Look through the records and copy each line with the string "html" in it.

───── RECORDS SHOWN ─────

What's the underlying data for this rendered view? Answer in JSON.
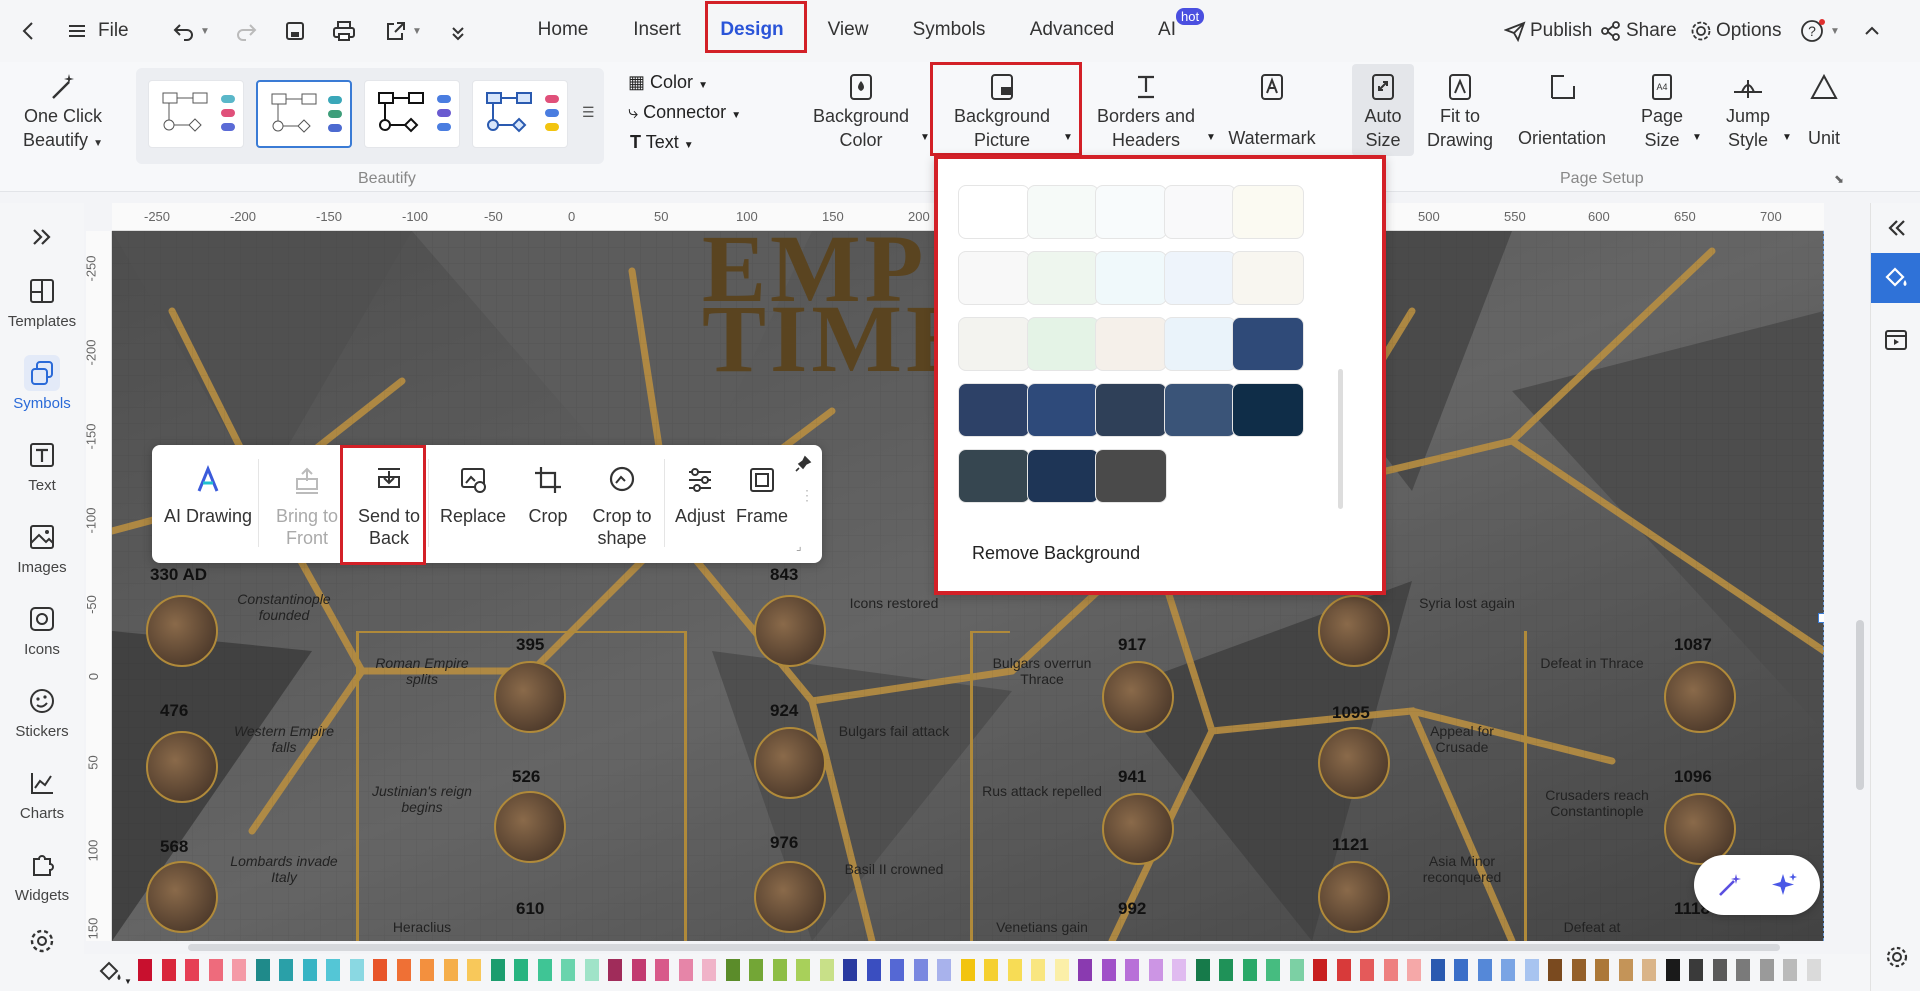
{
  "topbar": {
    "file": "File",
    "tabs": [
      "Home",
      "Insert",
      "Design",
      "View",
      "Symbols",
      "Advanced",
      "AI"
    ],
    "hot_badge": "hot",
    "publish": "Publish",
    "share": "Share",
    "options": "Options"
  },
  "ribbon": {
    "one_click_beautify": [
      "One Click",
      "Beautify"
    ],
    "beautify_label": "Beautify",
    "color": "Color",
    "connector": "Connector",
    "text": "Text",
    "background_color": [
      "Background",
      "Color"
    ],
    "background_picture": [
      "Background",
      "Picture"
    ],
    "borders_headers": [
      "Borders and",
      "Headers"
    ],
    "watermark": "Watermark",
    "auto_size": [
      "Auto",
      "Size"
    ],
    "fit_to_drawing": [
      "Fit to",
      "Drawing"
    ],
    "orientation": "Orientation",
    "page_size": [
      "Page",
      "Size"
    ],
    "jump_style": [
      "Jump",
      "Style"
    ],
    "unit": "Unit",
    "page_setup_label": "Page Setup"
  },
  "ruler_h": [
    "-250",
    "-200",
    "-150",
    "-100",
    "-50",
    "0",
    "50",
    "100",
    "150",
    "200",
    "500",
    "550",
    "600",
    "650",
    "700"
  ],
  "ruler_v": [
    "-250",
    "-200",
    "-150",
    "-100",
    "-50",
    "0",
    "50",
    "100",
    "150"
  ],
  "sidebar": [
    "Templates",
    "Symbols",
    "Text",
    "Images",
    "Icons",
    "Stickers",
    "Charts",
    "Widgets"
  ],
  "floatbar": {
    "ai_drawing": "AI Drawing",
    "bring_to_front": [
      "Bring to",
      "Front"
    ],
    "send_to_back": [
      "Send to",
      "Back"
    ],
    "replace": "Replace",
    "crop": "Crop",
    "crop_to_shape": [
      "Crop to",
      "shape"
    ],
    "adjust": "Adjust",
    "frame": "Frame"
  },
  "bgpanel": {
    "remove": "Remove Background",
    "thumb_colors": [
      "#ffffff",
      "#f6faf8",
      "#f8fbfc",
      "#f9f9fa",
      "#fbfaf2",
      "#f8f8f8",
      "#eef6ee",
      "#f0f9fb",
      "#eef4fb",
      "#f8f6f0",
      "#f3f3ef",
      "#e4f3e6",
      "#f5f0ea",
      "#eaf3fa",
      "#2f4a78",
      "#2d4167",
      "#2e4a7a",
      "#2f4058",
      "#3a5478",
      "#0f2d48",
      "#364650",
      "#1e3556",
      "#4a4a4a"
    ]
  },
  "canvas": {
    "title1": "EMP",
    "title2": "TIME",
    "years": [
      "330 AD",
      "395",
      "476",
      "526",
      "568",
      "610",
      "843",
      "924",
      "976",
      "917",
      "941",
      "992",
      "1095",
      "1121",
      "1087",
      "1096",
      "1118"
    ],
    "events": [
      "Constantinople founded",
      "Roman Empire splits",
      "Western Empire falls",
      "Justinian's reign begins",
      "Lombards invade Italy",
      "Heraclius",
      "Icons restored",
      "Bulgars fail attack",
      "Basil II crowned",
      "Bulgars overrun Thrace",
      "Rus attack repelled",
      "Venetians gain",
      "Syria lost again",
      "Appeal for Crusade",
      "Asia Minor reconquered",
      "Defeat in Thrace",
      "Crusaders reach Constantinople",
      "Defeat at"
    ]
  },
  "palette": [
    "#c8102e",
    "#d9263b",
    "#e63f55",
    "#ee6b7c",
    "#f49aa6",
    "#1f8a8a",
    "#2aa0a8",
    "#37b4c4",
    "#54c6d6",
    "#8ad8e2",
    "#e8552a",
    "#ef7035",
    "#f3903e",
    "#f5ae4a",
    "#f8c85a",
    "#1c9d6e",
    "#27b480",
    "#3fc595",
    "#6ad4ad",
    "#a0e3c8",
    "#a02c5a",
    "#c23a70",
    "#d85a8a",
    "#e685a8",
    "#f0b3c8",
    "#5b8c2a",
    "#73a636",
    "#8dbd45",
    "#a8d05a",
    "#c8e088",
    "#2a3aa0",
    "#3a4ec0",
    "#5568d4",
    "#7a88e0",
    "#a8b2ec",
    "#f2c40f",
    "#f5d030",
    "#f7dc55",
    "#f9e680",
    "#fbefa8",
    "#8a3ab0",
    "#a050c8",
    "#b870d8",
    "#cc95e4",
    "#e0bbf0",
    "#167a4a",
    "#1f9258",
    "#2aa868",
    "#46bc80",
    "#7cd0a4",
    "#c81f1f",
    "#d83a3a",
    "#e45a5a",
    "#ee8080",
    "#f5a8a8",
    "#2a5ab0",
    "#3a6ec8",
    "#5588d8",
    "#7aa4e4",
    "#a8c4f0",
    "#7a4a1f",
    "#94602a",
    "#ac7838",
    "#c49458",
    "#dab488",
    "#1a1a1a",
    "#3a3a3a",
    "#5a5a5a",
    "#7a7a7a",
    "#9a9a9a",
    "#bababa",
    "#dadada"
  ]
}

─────
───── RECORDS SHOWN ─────

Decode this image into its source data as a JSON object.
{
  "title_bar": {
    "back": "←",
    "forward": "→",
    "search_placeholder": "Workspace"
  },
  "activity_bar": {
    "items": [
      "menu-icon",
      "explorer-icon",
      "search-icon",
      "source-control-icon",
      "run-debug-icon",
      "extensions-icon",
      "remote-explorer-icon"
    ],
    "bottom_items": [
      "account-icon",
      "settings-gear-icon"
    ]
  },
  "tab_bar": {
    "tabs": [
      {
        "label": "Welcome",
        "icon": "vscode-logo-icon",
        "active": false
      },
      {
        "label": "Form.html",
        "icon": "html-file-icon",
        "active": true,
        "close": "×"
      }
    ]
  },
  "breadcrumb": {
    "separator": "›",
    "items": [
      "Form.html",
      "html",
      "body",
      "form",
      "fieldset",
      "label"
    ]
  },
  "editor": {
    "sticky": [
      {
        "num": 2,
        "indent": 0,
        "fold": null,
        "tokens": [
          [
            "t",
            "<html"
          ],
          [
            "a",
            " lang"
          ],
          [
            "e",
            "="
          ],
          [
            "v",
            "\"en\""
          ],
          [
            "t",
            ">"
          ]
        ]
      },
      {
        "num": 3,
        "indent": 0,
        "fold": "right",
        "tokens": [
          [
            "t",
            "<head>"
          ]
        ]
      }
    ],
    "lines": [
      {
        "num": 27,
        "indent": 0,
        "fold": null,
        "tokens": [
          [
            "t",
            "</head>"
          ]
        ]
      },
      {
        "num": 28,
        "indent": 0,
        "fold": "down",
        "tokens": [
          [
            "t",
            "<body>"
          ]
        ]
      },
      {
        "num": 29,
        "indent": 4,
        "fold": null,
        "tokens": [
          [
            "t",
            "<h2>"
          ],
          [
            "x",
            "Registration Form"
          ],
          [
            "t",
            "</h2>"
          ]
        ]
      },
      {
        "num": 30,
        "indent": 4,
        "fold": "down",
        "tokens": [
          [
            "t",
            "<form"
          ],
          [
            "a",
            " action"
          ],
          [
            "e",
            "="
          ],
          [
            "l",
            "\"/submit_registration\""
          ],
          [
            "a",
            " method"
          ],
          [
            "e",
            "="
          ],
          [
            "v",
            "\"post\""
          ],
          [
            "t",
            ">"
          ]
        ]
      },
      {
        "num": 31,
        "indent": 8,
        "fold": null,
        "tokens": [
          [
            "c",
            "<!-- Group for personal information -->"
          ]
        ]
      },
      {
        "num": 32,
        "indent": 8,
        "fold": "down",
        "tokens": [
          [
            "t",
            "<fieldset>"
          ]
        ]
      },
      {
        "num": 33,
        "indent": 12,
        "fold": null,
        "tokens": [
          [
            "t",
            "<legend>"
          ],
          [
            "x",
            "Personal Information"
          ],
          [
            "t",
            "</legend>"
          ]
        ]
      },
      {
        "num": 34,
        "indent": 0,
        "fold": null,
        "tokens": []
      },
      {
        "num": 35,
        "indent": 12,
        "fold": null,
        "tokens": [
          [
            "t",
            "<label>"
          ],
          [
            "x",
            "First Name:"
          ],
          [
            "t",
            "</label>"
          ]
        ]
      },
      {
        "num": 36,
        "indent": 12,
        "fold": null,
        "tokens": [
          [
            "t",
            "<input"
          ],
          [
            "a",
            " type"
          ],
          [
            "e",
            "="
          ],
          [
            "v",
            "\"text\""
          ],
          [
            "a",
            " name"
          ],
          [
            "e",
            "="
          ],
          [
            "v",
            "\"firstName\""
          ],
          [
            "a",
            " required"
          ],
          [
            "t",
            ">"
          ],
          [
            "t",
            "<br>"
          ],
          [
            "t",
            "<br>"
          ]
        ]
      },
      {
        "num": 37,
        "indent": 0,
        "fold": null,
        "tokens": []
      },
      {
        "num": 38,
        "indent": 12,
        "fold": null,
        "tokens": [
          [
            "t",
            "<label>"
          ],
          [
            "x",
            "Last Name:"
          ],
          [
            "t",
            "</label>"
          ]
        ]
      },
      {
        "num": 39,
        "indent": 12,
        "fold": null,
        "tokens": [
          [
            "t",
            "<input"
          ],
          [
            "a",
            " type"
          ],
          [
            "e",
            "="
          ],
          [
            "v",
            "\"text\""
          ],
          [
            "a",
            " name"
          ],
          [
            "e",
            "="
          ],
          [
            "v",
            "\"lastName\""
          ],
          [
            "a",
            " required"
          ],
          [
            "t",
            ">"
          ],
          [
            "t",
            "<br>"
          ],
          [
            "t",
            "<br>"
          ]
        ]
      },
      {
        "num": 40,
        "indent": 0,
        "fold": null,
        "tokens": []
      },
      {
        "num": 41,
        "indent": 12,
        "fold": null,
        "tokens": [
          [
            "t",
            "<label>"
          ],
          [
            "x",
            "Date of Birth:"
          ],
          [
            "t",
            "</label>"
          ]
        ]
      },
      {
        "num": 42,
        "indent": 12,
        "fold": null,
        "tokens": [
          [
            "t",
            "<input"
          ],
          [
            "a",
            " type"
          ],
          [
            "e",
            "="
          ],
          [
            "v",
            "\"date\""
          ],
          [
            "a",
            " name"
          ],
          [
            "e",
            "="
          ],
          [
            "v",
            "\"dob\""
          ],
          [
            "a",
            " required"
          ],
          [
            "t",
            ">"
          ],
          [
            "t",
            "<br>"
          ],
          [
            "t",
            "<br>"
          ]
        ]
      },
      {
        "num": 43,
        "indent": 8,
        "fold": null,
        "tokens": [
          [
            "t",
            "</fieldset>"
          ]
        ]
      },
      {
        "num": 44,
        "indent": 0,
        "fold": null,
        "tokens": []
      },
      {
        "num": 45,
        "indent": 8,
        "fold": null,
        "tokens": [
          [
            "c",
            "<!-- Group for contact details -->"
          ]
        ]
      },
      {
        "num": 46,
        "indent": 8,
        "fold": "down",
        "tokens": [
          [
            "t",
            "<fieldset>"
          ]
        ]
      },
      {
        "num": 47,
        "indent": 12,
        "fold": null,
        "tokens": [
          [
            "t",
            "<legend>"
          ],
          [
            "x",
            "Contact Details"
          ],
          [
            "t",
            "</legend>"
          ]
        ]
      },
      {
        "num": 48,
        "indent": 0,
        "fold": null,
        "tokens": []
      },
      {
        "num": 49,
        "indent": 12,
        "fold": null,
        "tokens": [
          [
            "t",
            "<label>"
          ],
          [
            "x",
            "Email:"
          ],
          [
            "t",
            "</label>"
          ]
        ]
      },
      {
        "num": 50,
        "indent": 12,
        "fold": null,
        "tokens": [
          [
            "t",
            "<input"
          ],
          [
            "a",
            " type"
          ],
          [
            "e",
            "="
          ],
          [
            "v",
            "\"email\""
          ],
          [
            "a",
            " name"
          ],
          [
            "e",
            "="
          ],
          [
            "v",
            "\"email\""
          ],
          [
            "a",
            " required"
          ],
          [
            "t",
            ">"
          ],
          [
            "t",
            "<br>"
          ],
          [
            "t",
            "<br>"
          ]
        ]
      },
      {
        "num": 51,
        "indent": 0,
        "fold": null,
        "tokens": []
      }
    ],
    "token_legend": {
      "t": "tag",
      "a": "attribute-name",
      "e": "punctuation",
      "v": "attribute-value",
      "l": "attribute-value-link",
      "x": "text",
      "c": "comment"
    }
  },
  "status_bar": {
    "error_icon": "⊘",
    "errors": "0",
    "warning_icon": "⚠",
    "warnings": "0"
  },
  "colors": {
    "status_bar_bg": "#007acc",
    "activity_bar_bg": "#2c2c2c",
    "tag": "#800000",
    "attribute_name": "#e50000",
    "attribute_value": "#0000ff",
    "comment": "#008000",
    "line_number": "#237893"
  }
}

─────

» OUTPUT
        "label": "Form.html",
        "icon": "html-file-icon",
      "Form.html",
      "html",
            "<html"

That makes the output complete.